Updated: Sep 1, 2022

The rapid introduction of PCNs has brought promise of joined up working and additional investment, to practices nationally.

It also brought the rapid shift in business practice and partnership working, that we would typically call a merger or a scale-up (in other sectors).

Typically, a predicted organisational shift in culture is accompanied by support for the board (partners in this case) and a plan or policy for wider team culture change and behaviours that bring the whole team together. This is made more complex for primary care by the PCN approach, which for some practices, means that PCN employed staff can feel external to the organisation, despite being led by the same partners.

It can feel like 2 (or more) organisations, striving to create a single culture.

7 Free ideas / tools for PCN leaders.
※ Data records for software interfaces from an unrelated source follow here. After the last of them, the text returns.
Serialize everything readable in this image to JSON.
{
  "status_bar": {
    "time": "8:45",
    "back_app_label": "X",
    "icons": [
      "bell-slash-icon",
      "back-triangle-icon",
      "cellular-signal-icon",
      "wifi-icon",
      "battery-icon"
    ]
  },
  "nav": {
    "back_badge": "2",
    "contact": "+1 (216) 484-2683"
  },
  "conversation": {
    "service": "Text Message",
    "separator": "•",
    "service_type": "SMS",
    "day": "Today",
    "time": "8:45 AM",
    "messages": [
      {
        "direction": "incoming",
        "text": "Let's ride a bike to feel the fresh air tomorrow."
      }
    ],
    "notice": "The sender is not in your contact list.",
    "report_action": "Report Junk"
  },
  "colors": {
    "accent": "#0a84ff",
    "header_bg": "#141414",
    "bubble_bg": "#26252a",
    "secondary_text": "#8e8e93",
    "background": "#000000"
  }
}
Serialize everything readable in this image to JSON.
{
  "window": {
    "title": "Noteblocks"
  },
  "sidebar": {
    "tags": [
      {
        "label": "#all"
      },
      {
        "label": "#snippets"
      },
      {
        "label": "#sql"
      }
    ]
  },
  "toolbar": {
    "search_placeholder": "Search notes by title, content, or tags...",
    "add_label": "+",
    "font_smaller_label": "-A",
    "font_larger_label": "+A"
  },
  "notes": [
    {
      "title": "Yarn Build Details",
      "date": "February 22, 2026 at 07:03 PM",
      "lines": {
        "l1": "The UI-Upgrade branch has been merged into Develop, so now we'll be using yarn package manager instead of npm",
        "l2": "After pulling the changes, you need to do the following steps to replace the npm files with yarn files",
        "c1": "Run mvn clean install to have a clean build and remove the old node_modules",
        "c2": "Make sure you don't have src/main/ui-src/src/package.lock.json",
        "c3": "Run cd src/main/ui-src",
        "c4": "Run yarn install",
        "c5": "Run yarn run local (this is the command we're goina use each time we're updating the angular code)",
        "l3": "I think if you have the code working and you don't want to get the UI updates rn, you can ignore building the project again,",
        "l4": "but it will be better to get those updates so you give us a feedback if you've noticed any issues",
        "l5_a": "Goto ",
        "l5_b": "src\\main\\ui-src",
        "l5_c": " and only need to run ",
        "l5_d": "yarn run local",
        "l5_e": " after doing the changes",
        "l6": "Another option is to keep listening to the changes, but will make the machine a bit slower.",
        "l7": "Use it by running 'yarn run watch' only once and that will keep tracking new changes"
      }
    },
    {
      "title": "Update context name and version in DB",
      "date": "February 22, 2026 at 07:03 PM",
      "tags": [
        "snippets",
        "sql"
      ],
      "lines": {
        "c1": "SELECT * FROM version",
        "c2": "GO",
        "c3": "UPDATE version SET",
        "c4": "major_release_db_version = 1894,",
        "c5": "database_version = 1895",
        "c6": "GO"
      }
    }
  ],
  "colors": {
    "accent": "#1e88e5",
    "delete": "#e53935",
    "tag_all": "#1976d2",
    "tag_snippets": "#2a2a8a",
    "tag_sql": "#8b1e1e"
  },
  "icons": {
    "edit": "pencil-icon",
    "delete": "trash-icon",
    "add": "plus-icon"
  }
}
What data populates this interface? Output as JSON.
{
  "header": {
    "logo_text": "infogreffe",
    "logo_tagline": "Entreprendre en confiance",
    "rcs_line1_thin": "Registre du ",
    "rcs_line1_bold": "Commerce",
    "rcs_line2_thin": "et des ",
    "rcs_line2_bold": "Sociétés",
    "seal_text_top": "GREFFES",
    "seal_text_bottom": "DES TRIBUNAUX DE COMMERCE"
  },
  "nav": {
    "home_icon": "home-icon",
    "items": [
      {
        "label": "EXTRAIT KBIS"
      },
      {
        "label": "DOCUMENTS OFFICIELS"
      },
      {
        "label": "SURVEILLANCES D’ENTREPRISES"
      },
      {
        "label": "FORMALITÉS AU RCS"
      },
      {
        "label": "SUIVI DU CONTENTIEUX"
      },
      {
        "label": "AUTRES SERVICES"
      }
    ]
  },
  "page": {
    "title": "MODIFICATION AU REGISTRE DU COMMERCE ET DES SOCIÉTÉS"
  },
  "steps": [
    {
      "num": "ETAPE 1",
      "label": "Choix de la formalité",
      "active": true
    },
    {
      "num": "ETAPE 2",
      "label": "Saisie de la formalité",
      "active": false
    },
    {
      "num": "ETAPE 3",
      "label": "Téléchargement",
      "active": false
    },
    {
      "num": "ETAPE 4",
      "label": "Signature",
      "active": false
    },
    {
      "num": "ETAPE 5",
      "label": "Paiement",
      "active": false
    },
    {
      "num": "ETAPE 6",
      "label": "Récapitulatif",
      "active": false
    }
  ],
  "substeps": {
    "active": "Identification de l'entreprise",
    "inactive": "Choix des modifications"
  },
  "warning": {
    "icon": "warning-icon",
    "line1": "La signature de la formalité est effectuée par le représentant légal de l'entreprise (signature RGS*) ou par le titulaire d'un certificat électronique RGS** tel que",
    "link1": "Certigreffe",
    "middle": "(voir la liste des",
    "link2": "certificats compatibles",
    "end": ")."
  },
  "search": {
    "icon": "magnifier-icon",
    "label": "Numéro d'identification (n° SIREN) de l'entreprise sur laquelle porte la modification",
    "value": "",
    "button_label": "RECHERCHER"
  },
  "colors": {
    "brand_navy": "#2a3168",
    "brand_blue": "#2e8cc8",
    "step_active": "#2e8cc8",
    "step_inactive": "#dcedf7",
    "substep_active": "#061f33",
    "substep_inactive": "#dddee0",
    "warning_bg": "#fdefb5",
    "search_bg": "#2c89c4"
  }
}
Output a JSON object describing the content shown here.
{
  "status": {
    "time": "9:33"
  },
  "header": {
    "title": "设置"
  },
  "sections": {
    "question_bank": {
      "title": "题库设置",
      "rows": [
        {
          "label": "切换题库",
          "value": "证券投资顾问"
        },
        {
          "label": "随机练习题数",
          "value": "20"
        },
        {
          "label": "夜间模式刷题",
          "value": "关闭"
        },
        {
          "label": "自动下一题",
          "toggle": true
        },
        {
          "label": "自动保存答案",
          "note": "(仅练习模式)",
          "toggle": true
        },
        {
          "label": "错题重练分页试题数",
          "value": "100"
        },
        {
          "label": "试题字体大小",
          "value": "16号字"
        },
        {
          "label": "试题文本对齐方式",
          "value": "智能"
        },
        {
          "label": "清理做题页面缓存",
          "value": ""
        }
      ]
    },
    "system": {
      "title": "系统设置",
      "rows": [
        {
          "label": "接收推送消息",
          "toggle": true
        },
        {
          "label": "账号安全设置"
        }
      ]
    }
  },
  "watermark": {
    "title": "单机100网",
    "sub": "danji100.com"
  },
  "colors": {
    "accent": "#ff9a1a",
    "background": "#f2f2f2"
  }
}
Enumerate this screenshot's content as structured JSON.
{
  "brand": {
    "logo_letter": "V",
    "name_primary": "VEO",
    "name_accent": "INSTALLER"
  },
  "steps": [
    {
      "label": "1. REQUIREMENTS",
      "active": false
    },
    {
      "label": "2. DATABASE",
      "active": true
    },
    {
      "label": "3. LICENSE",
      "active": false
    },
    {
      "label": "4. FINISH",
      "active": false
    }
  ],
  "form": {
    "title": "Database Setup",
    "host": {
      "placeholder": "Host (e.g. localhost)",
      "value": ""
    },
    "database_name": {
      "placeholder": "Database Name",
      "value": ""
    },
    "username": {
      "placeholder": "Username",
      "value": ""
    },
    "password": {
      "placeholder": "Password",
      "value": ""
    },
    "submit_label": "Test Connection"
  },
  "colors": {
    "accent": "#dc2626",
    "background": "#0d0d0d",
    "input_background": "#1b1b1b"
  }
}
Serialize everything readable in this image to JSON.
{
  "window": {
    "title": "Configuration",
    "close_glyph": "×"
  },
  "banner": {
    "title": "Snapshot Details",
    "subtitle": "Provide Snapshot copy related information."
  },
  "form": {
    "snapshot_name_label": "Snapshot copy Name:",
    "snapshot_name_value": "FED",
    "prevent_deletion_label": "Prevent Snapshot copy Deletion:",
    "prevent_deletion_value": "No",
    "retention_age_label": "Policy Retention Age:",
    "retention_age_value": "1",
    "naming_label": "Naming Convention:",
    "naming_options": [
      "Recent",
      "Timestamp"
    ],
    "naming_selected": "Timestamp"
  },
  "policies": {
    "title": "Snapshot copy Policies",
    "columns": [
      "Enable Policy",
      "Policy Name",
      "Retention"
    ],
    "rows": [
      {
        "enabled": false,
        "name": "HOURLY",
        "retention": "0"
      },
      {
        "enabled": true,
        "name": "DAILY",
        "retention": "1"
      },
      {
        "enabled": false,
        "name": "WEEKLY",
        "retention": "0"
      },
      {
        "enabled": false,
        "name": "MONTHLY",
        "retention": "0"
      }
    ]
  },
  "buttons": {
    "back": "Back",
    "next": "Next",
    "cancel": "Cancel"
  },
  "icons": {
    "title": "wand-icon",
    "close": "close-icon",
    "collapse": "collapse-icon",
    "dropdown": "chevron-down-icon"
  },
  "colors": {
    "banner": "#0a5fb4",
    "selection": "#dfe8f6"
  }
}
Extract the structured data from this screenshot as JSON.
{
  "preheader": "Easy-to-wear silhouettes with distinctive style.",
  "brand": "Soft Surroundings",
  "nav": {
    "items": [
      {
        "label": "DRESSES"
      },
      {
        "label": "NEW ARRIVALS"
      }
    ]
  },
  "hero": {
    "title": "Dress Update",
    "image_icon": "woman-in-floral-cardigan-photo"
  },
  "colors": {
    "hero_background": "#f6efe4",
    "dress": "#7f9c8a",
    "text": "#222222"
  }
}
We regularly work with Partnership boards and managers to establish PCN cultures, through connected and trusting bonds at the partnership level and eventual culture spread to the wider team. Here are a few of the key ideas we have been repeatedly asked to provide or seen the need to draw on in our work.

They might surprise you, as there is often too much focus on processes rather than the relationships between people that underpin these.

1. Adding in Team Building Space to your Partners Board

Partners have to build meaningful relationships and it is imperative that they create space to do this. Think of a partnership as a polygamous marriage, as it is not far off a marriage in terms of contract law. All parties have to work at the relationship, including clear and shared values alongside relationship building.

Click here to read how get started on creating this type of space for your team.

2. Learn to notice success and strengths.

We hear all too often how PCN meetings are problem focused without the cultural habit of celebrating each other. Imagine never complimenting your spouse? This is a regular experience in primary care and once appreciation is communicated, the effect is immediate and the appetite for more arrives.